_Exercise material:_
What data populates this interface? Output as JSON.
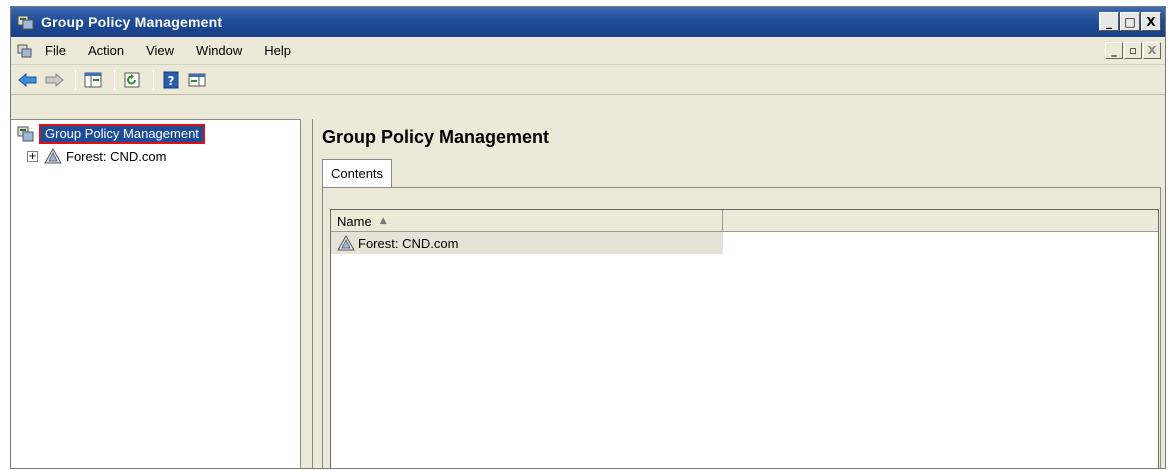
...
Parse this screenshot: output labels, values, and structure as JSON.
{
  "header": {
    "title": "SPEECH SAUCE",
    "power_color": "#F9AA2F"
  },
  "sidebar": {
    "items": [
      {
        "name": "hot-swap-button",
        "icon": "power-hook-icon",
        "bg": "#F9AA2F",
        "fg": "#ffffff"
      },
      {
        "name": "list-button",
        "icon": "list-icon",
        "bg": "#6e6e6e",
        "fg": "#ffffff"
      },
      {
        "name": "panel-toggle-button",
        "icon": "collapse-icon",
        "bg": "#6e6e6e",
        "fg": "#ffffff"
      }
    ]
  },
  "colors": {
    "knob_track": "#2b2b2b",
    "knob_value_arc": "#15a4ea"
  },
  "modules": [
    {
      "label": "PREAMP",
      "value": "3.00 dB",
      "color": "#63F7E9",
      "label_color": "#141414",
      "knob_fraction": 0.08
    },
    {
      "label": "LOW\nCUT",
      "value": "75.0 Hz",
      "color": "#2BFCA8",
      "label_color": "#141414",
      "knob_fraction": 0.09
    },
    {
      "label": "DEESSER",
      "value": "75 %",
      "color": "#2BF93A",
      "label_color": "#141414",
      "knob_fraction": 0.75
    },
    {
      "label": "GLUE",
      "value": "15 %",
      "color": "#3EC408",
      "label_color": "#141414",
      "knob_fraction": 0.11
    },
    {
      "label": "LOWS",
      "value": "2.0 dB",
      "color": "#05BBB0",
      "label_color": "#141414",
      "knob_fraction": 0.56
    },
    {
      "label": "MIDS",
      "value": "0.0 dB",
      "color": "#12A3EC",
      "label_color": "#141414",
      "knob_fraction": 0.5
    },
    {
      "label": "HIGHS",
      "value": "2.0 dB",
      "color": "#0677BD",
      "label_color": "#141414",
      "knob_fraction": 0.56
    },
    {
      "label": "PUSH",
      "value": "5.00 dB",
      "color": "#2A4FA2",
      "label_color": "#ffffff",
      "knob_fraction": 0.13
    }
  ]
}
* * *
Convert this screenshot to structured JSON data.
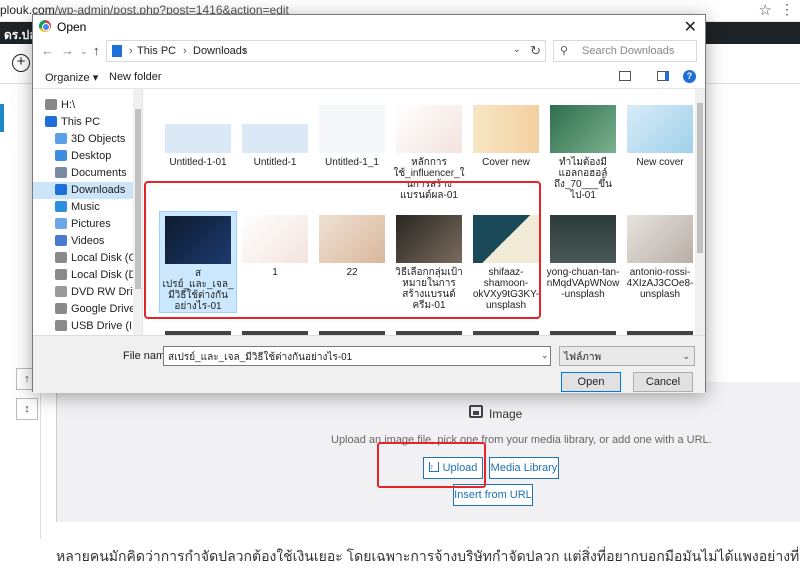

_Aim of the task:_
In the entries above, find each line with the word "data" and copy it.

_Answer to this problem:_
What data populates this interface? Output as JSON.
Convert this screenshot to structured JSON data.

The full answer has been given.